September 11, 2018
A Lesson in Value-Based Payments from Across the Pond
If you paid your kids to clean their rooms and keep them clean, would they? If you stopped paying them, would they keep cleaning their rooms because they realized that having a clean room is a good thing to do anyway? If so, you could use that money to incent them to do something else like cut the grass?
That’s basically what researchers from the National Institute for Health and Care Excellence, University of Cambridge and the University of Dundee—all in the United Kingdom—wanted to know about paying doctors in England to meet certain quality-of-care indicators. And what they learned could be a lesson for payers here who want their value-based reimbursement schemes to lead to sustainable changes in physician behaviors.
The researchers reported what they learned in the Sept. 6 issue of the New England Journal of Medicine, which you can read here.
The researchers studied 18 of 121 quality measure that are part of the National Health Service’s Quality and Outcomes Framework, or QOF, that began in 2004. Under the QOF, the NHS reimburses primary-care practices, or PCPs, a little extra for meeting the measures.
In 2014, the NHS stopped paying incentives to meet 12 of the 18 quality measures and used that money to pay all doctors a little more. It kept paying incentives to PCPs to meet the other six quality measures.
The researchers wanted to know how the end of financial incentives to meet the 12 quality measures affected the behaviors of the PCPs and compare those behaviors with those on the other six measures whose financial incentives didn’t end. The researchers looked at changes in behaviors one year out, two years out and three years out. Their study pool was 2,819 PCPs in England who care for more than 20 million patients.
Any guesses before I tell you what they found and reported in their published research?
Analyzing data in the patients’ EMRs, the researchers found that a large percentage of the PCPs stopped performing—or at least failed to document—the services needed to meet the 12 quality measures. The declines happened immediately the first year after the incentives vanished and stayed there for the next two years.
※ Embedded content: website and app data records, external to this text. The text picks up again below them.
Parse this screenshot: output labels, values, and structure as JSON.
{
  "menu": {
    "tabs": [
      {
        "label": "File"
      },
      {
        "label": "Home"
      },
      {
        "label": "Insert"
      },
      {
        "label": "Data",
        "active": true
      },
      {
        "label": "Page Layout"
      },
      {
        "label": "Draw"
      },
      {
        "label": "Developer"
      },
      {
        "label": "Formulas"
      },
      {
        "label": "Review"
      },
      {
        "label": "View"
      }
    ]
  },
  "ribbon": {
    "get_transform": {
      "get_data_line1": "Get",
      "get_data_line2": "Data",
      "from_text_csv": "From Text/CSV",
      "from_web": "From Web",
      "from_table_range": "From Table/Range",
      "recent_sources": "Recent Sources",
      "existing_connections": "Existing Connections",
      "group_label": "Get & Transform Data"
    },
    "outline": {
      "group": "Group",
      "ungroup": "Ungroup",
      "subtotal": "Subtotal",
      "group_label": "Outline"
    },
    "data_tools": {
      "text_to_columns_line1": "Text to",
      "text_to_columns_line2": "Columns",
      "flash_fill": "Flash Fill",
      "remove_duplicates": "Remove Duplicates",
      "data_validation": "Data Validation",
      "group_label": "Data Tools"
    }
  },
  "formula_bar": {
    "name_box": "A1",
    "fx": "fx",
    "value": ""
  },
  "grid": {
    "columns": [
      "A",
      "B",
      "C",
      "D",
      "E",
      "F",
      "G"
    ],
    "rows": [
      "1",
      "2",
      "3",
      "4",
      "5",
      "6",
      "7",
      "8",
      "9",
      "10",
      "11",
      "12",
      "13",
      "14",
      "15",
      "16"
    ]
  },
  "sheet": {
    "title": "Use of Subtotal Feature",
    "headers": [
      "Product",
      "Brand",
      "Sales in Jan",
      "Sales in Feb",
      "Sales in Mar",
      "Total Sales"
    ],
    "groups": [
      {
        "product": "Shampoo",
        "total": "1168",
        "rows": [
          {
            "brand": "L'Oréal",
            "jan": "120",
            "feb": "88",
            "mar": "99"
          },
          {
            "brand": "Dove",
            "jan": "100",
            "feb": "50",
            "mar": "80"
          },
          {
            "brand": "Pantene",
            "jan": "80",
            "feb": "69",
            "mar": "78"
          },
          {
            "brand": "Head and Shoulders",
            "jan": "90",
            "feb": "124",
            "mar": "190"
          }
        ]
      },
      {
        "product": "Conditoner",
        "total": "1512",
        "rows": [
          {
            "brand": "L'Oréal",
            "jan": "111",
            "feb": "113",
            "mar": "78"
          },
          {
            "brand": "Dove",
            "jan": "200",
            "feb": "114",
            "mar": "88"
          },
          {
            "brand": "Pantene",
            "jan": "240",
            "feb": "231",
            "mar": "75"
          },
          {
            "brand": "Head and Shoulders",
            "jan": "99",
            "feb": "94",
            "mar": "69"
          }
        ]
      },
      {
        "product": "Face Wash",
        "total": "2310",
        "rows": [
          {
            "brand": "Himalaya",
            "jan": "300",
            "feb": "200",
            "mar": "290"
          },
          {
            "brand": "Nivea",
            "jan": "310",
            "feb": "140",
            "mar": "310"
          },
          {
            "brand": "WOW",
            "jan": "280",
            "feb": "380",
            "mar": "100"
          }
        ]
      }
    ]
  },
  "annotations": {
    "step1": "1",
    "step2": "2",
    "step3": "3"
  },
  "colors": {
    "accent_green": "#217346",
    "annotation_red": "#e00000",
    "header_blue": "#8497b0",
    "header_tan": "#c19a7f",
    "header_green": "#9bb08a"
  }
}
The biggest drop was in lifestyle counseling for patients with high blood pressure. Some 80.1 percent of the PCPs documented that they were doing that before the incentive went away. That dropped to 17.8 percent the first year after the incentive went away.
The researchers found little change in the behaviors of PCPs on the six measures for which the payment incentives continued. For example, in 2014, 93.2 percent of the PCPs said they gave smoking-cessation advice to smokers with chronic medical conditions. By 2017, that was up to 94.1 percent.
The researchers acknowledged that the PCPs may have continued to provide the services to patients on the 12 quality measures but stopped documenting the services in the patients’ EMRs because there no longer was a reason to prove that they did them. That may be true.
So you have one of three possibilities. Either a large percentage of the doctors stopped providing the 12 services to patients because there wasn’t any extra money in it for them. Or, a large percentage of the doctors stopped documenting the services because there wasn’t any financial reason to do so. Or, a mix of the first two possibilities.
Here’s what the researchers concluded: “The decline probably reflected changes in EMR documentation, but declines on measures involving laboratory testing suggest that incentive removal also changed the care delivered.” And their advice to payers? “At a minimum, payers planning to remove incentives should monitor the quality of care after removal,” they said.
Most doctors want to do right by their patients. Each time I see my internist, he tells me to stop smoking and lose weight no matter what ailment prompted me to make an appointment. When I tell him that I don’t smoke and never have, he tells me to lose weight. I doubt if he checks those boxes off in my EMR.
So if you want doctors to provide prevention and wellness services to patients, incentivize them. And if you want them to check those boxes off in patients’ EMRs to prove that they provided those services, you may have to pay them to do that, too. If not, it’s just unreimbursed busywork.
That’s how markets work, and medicine is no different.